As C.S. Lewis reminded us, adventures are never fun when you’re having them. And although we would probably all say that we’re hoping for a life of adventure, most days I find myself rooting for something a little more mundane.
In the last few weeks I have written literacy materials in my third language, including stories that only use four syllables. Seriously, I feel like Nahuatl Dr. Seuss.
I have treated a young boy who cut two of his fingers with a machete. Then I told my co-worker that on my next furlough I’d like to take a class on treating wounds and learn how to give stitches. If you had told me 7 years ago that I’d say something like that I would have laughed in your face. I don’t do wounds. I don’t do blood.
I have proof-read Bible lessons and fixed spelling based on the rules that I made up. Even then, I sometimes find myself confused.
I have made hundreds of photocopies of birth certificates and government I.D.’s. I have copied people’s music from one cell to another. I have charged radios, flashlights, phones, DVD players, and stereos that people have brought to our house, which is one of the few homes in the town with power. I have lent my computer to people needing to talk to someone in the city, and have sent emails for people who don’t know how to write.

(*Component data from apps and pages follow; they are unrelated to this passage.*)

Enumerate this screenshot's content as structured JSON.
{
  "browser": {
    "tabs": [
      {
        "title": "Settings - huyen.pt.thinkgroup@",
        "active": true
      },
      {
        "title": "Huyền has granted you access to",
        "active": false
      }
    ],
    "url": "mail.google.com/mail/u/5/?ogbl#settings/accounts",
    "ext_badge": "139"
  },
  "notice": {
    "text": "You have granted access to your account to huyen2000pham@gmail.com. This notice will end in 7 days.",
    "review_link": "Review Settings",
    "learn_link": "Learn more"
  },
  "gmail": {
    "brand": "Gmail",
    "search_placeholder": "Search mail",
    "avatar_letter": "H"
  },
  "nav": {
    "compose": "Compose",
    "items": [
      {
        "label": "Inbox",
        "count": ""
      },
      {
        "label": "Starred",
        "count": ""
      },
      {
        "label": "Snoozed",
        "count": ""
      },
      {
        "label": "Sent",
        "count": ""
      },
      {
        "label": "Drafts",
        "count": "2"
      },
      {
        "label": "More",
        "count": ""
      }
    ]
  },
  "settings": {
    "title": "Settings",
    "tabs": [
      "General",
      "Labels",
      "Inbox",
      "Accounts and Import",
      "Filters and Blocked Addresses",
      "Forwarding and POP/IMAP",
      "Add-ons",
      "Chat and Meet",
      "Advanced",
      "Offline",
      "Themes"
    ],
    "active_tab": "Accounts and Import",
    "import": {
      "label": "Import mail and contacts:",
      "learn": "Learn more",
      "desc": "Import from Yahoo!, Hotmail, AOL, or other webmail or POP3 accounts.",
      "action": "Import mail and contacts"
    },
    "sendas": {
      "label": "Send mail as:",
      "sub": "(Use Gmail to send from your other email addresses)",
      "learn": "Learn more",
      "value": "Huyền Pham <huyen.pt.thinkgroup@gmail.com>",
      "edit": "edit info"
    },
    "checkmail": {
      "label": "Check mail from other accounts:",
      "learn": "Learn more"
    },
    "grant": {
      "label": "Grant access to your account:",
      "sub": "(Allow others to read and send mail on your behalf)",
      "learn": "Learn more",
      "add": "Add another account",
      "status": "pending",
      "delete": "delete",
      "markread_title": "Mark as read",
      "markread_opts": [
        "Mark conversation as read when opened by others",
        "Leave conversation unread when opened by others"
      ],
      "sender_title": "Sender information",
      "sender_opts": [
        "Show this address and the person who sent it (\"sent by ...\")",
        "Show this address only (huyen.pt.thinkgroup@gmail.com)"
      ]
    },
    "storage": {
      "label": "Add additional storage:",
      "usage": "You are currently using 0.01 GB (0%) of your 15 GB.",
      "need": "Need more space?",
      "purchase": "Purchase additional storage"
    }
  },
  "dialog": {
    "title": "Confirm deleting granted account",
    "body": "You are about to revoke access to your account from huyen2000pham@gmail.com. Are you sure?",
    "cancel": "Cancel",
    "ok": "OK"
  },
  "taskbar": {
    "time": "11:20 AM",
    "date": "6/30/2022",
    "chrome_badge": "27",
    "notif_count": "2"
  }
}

I have chased donkeys from the airstrip on a four-wheeler, and zoomed around town to make announcements, and splashed my co-worker with mud while crossing the creek.
I have taken portions of newly translated Nahuatl scriptures and translated them back into English to be sent to our consultant for review. I have recorded some of those scriptures in order to be able to hand out audio versions of the Word of God.
I have sat in team meetings where we have to co-ordinate buying groceries and Christmas vacation and internet usage. A little bit different than your average co-worker relationships in the US.
I have prepared jewelry orders for the village ladies and have sorted through boxes of beads and run around town organizing the work.
I have talked to people who came to the house to borrow our wheelbarrow, and our shovel, and our pick, and a hammer, and a piece of tin, and some scissors, and a USB charger, and a movie. I’ve chatted with people who were looking for Coke, and baby clothes, and corn meal, and to borrow money.
And, over the weeks, I’ve had conversations with people about God, about who he is, and that it’s possible to know him. I have told them about God’s son HesuKristo, and what he did for us, and about the hope I have in a future with him.
All of the seemingly mundane moments are part of the adventure of being conformed. For us, all of the lending, and chatting, and helping, and copying, and doctoring are part of sharing God’s truth. They are part and parcel of the Gospel, and are a privilege and should be a joy. I’m working on that last one and on enjoying the adventurous path God has put me on.